I appreciate the time you took Simon and I'm sorry if this went a bit out of hand. But seeing how Mathias gets ideas to improve performance of MMF in one way or the other, maybe this thread was more constructive than some people realize.
I didn't state my engines were 'great' I made a comparison in one of my engines towards yours, which to me seems likely on-par had you taken the time to "optimise" your code.
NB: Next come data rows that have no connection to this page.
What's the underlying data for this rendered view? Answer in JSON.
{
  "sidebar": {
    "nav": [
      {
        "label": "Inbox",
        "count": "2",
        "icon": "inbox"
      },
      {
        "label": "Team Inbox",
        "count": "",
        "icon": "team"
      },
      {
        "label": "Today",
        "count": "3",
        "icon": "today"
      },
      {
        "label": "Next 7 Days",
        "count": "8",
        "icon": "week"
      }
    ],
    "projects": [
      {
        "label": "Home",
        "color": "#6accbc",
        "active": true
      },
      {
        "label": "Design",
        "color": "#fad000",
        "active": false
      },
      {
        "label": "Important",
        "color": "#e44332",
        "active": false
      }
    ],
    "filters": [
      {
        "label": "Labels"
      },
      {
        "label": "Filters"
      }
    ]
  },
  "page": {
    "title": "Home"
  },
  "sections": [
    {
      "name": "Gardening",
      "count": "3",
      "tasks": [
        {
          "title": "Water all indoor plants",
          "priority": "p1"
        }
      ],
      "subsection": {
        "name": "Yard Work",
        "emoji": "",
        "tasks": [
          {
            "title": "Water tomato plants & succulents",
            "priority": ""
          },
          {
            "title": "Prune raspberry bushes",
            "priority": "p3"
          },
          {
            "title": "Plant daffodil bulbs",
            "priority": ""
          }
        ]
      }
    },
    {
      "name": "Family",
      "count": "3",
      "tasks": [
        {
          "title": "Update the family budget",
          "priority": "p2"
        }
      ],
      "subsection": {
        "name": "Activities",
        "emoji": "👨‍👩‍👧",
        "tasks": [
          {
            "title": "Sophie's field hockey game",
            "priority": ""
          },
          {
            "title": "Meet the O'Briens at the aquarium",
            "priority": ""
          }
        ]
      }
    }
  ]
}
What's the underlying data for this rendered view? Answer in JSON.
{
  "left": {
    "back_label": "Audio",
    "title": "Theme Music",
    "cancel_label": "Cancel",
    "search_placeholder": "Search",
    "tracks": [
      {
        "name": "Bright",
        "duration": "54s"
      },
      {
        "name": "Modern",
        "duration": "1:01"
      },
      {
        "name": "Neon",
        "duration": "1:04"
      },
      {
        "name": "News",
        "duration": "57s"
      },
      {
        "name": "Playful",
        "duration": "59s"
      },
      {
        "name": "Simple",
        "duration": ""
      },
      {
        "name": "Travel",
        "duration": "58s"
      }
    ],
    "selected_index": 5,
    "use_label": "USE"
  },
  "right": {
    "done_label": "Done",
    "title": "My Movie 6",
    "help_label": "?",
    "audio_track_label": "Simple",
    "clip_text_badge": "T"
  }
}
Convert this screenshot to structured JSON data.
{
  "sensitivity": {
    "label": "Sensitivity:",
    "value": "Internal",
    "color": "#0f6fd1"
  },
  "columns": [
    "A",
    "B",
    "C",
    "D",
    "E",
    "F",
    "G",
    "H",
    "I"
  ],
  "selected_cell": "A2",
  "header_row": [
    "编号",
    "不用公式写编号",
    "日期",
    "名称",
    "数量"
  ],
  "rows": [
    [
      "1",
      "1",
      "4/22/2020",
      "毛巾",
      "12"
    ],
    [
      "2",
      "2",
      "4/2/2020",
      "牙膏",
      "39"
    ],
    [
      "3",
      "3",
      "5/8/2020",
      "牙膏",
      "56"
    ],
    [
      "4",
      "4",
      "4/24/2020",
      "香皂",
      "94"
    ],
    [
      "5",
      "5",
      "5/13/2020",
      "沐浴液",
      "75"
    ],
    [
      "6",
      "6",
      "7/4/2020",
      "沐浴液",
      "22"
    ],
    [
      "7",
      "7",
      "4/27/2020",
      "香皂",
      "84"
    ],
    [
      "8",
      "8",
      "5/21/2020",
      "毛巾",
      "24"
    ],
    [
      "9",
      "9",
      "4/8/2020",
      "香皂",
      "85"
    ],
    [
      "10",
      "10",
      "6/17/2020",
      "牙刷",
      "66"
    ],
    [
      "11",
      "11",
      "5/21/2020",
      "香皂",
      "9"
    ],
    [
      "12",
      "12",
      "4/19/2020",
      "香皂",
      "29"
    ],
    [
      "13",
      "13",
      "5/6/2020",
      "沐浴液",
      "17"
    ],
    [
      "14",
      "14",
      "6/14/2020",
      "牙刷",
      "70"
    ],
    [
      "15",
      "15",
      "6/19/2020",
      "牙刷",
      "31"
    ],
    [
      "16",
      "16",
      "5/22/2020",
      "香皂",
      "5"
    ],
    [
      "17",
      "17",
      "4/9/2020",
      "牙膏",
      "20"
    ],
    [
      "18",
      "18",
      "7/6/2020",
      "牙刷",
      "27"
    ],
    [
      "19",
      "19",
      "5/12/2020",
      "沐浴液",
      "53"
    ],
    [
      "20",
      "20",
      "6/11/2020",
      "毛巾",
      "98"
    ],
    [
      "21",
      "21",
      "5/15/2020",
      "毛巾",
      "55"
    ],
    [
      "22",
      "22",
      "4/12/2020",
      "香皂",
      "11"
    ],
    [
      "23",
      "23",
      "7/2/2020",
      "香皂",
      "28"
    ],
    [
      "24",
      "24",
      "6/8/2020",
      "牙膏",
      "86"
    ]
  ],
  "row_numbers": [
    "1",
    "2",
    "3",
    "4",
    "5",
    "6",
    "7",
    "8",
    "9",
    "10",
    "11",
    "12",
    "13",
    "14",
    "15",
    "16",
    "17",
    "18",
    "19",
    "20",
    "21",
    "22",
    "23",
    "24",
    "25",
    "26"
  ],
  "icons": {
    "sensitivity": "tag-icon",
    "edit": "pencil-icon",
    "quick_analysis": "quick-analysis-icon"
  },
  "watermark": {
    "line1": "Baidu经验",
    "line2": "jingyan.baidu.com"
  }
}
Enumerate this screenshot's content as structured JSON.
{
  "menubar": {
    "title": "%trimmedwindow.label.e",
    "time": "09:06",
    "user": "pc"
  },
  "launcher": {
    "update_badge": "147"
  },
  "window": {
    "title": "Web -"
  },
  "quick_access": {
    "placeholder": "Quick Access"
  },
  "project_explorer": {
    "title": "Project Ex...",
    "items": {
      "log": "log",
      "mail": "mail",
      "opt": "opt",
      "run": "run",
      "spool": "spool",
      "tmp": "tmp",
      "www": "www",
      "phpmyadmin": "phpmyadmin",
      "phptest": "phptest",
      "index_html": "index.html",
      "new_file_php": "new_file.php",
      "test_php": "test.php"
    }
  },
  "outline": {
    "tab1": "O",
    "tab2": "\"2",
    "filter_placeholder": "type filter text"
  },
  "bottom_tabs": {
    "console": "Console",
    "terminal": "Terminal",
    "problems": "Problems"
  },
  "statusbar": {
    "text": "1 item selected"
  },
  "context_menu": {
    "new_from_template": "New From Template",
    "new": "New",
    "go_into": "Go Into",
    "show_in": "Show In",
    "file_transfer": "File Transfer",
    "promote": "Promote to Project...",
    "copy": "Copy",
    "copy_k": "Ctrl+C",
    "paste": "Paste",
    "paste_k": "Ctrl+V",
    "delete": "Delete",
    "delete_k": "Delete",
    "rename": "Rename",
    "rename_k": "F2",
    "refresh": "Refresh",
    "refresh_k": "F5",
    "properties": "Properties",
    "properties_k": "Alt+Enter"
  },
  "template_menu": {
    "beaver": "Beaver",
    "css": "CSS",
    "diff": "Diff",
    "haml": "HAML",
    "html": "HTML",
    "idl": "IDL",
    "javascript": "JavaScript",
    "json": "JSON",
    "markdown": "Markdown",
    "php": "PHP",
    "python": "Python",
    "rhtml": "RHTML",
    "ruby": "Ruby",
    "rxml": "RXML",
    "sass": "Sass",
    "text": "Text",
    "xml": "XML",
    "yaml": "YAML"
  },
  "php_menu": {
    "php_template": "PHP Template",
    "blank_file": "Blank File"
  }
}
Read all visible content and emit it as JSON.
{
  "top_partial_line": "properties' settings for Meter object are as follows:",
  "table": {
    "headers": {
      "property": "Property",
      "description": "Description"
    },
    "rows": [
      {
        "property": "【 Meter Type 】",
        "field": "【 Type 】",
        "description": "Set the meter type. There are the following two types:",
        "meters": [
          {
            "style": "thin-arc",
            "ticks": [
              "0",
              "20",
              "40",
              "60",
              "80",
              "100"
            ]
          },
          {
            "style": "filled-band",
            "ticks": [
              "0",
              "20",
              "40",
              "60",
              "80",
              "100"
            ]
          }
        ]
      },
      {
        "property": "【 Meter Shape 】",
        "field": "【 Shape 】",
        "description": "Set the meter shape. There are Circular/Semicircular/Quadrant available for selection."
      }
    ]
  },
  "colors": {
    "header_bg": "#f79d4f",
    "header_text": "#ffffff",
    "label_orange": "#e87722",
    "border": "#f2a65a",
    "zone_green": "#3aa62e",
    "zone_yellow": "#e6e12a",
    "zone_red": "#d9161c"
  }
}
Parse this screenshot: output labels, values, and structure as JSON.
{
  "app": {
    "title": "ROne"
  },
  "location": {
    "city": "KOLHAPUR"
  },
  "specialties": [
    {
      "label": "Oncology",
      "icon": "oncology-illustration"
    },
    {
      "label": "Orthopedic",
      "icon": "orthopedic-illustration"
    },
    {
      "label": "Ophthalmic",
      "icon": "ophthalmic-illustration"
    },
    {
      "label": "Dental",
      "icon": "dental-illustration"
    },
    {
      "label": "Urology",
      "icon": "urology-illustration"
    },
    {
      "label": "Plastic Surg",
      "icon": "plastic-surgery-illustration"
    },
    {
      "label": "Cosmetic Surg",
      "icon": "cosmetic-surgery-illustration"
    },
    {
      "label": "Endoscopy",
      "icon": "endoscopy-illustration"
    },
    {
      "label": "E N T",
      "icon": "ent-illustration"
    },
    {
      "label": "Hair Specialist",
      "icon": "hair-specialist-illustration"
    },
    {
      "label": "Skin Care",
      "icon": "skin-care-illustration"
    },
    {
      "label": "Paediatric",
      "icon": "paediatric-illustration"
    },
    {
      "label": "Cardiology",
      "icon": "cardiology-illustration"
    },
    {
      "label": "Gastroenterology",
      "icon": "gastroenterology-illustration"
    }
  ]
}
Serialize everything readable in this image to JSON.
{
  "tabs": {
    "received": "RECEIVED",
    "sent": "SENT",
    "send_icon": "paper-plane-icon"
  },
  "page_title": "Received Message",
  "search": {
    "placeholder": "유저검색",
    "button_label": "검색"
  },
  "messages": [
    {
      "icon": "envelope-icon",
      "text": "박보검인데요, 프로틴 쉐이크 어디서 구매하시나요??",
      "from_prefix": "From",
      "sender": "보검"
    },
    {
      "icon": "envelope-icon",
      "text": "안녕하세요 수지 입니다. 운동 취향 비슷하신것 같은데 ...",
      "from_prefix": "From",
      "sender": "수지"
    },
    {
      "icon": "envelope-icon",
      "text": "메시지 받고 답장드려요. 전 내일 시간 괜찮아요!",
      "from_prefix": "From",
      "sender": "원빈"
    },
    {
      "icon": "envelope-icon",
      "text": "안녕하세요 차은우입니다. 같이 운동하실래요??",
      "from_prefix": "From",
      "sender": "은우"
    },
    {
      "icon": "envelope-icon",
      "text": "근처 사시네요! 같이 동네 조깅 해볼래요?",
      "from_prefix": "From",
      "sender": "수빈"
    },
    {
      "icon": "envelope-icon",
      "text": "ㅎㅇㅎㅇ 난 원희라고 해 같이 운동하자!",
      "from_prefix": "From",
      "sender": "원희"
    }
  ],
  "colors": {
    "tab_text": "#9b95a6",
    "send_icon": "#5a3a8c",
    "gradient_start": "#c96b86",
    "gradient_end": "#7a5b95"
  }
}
Plus you just negated your own comment.1) I don't care how great your engines are and it doesn't matter to the topic, because it's about MMF2's efficiency and not yours or mine
In 9 pages I haven't flamed anyone, any product or any game.2) You claim that I'm "flaming the product" which is utter nonsense and the only person flaming anybody is you, because you apparently don't understand that grown up people can debate something without having the need to "flame" anything.
I'm 27, twice married with 5 children and a business, I don't think I need telling that I am immature, I'm just sick of these threads spiraling out of control because it seems some people are too scared to just speak up and tell it how it is.3) I will call a liar who doesn't tell the truth and in this case it is a fact that Simon didn't (for whatever reason) and I can give you screenshots to prove it. You simply have no evidence whatsoever but still immediately pick Simon's side because of personal preference, and now you look like a stupid kid between two grown up people in a mature discussion.
Sorry, didn't realise you had proven me wrong... could I review that evidence please?I will not bother again to reply to you and tell how just how wrong you are with everything you say.
Look, at the end of the day you were the one who wanted to ask the question in a public and open community forum instead of negotiating this matter with Clickteam directly so I am entitled as is everybody else who uses the product to try and help or assist to the OP, we also have the right in an open and public forum to question your ethics and mannerism towards other members and CT users. 9 pages on and you still just don't get it.
I think you should review my Signature for clarification.